Line by line, give the data again exactly as it appears.

****************

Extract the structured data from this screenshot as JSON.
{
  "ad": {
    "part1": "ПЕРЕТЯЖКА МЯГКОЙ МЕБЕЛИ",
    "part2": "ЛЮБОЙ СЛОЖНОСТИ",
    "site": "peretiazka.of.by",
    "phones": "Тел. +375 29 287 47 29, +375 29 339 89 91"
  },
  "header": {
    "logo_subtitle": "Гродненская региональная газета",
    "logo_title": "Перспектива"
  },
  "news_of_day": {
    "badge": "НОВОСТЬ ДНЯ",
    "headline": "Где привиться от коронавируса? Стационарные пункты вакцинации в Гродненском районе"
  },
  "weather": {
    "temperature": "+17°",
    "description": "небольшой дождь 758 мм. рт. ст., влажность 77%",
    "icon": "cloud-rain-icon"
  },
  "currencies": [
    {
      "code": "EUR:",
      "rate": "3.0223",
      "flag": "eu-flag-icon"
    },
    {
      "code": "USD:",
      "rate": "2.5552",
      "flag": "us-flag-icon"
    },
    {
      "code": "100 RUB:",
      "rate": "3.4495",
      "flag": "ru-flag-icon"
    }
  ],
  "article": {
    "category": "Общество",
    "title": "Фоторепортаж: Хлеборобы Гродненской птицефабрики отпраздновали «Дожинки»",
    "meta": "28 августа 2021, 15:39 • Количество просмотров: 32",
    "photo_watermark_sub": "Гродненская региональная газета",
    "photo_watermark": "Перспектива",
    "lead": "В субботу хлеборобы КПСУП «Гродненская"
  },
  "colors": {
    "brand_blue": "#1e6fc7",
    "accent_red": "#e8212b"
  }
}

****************

● **WORKED SOLUTION**
Extract the structured data from this screenshot as JSON.
{
  "ad": {
    "part1": "ПЕРЕТЯЖКА МЯГКОЙ МЕБЕЛИ",
    "part2": "ЛЮБОЙ СЛОЖНОСТИ",
    "site": "peretiazka.of.by",
    "phones": "Тел. +375 29 287 47 29, +375 29 339 89 91"
  },
  "header": {
    "logo_subtitle": "Гродненская региональная газета",
    "logo_title": "Перспектива"
  },
  "news_of_day": {
    "badge": "НОВОСТЬ ДНЯ",
    "headline": "Где привиться от коронавируса? Стационарные пункты вакцинации в Гродненском районе"
  },
  "weather": {
    "temperature": "+17°",
    "description": "небольшой дождь 758 мм. рт. ст., влажность 77%",
    "icon": "cloud-rain-icon"
  },
  "currencies": [
    {
      "code": "EUR:",
      "rate": "3.0223",
      "flag": "eu-flag-icon"
    },
    {
      "code": "USD:",
      "rate": "2.5552",
      "flag": "us-flag-icon"
    },
    {
      "code": "100 RUB:",
      "rate": "3.4495",
      "flag": "ru-flag-icon"
    }
  ],
  "article": {
    "category": "Общество",
    "title": "Фоторепортаж: Хлеборобы Гродненской птицефабрики отпраздновали «Дожинки»",
    "meta": "28 августа 2021, 15:39 • Количество просмотров: 32",
    "photo_watermark_sub": "Гродненская региональная газета",
    "photo_watermark": "Перспектива",
    "lead": "В субботу хлеборобы КПСУП «Гродненская"
  },
  "colors": {
    "brand_blue": "#1e6fc7",
    "accent_red": "#e8212b"
  }
}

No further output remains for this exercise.